Stored entries
- Opening Delimiter -

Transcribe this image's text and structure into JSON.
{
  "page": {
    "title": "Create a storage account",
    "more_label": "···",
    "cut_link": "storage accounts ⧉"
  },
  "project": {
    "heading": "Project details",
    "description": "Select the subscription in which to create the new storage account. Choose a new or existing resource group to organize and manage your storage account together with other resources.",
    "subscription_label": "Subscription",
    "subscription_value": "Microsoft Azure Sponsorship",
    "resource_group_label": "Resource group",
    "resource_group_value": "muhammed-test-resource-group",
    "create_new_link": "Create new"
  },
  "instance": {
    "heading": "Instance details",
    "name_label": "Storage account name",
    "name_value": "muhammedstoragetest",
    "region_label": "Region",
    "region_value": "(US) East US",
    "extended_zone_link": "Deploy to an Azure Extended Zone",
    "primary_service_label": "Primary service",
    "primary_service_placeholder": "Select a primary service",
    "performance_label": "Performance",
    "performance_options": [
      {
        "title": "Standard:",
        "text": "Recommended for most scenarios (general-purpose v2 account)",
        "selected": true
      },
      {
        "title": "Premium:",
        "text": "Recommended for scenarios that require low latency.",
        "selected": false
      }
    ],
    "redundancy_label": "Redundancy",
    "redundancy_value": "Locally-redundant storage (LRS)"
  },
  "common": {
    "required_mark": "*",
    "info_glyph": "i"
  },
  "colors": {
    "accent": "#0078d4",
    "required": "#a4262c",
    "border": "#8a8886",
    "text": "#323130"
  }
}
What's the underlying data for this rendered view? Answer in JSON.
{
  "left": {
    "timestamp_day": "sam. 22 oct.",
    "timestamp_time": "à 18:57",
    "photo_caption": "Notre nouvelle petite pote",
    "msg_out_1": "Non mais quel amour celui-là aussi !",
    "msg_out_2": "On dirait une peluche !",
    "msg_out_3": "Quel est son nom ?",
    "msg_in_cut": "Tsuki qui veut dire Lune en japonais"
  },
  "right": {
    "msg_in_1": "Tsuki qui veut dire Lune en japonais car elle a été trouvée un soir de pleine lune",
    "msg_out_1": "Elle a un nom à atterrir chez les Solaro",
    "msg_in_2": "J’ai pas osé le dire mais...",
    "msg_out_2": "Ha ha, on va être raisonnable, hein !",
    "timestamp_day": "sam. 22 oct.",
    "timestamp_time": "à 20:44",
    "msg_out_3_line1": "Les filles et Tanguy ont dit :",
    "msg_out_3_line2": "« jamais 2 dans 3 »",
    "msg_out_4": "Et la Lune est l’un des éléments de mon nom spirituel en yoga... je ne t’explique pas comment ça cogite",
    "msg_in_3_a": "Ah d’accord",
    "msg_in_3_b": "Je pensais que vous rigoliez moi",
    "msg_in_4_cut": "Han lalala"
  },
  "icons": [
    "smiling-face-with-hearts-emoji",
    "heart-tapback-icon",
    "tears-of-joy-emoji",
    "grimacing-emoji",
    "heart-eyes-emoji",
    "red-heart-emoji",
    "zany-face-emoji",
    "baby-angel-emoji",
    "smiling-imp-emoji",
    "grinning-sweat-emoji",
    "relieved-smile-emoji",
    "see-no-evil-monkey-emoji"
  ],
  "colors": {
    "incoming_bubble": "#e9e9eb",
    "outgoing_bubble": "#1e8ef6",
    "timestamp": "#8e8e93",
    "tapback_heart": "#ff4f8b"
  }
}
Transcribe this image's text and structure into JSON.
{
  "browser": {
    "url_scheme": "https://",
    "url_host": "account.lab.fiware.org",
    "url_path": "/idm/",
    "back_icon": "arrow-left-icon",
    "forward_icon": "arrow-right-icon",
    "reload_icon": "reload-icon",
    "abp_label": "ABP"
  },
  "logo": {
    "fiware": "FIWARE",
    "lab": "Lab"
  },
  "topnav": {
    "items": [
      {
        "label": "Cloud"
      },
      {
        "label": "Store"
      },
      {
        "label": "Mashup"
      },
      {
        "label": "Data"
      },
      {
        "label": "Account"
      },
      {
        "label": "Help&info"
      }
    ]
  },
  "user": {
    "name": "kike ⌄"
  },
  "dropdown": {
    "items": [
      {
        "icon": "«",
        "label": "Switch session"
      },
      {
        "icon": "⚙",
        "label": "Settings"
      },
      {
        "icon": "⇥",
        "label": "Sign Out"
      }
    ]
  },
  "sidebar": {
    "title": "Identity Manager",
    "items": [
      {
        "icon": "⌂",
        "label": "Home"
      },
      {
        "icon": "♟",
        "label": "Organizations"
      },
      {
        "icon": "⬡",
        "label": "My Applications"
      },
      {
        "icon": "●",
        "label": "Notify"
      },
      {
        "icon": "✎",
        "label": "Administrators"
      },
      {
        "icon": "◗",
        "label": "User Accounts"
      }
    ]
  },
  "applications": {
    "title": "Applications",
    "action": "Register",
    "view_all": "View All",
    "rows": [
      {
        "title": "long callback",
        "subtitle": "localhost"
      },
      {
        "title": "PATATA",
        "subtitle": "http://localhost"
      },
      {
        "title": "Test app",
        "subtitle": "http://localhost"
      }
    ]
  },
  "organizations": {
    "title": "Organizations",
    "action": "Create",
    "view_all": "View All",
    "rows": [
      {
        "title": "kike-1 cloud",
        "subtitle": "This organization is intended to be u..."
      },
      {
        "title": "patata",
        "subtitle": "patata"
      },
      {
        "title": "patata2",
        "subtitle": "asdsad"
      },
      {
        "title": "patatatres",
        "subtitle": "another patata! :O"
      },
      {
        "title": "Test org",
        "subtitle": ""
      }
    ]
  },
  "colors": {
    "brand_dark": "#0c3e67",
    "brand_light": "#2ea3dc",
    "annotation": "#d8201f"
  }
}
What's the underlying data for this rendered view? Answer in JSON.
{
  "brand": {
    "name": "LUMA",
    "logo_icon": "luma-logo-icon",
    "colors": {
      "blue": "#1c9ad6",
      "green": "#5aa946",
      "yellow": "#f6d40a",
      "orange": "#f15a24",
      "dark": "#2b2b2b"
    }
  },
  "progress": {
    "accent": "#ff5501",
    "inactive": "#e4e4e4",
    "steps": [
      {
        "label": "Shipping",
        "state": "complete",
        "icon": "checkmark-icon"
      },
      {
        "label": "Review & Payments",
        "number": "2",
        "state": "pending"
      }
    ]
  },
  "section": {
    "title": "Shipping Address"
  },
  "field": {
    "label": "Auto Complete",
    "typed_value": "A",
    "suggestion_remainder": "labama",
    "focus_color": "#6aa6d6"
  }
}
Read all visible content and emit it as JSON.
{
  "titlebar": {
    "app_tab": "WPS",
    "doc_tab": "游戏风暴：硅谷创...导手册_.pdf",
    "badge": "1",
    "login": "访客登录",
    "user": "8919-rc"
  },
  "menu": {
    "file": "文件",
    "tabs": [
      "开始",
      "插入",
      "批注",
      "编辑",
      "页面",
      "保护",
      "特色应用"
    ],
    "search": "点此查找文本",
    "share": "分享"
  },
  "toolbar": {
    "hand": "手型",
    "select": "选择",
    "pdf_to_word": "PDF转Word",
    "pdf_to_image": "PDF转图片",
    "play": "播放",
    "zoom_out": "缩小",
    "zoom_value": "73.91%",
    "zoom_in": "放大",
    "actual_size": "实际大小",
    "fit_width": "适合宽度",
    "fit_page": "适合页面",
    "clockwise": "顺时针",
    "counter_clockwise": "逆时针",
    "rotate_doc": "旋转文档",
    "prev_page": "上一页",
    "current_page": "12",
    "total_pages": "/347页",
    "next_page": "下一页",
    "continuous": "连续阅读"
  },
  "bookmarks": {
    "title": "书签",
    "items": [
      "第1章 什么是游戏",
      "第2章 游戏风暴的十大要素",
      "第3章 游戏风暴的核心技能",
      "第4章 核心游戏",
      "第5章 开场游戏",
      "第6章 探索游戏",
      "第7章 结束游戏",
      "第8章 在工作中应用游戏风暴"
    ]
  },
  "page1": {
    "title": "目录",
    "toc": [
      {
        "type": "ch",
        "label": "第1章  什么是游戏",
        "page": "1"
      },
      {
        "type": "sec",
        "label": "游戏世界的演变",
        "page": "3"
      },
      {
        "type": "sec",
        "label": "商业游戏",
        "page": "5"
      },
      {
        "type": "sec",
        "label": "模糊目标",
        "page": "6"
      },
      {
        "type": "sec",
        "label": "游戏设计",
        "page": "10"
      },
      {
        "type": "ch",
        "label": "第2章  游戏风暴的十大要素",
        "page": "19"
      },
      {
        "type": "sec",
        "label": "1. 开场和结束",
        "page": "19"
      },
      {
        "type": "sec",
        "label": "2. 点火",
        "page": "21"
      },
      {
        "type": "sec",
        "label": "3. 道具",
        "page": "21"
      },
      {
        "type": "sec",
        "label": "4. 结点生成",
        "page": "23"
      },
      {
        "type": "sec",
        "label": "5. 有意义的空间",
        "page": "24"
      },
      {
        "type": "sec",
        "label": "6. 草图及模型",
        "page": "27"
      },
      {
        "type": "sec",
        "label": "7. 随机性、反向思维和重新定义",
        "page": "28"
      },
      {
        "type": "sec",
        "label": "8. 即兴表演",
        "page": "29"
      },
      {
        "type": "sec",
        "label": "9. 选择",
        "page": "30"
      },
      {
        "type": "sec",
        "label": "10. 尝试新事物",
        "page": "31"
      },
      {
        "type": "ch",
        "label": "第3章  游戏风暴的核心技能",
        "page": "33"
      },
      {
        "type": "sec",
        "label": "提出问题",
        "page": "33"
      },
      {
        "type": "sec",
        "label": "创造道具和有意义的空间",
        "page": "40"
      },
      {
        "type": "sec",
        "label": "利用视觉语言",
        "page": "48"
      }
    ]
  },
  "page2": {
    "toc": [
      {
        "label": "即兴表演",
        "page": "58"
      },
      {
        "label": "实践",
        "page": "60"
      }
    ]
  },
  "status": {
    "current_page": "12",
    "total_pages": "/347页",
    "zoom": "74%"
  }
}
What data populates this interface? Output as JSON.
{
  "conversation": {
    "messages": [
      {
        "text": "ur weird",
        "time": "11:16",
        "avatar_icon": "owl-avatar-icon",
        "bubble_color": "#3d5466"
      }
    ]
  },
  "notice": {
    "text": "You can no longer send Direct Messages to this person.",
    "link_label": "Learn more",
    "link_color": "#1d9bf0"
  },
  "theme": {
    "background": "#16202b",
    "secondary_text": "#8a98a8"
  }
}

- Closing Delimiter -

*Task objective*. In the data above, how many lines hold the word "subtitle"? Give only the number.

*Exercise response*. 8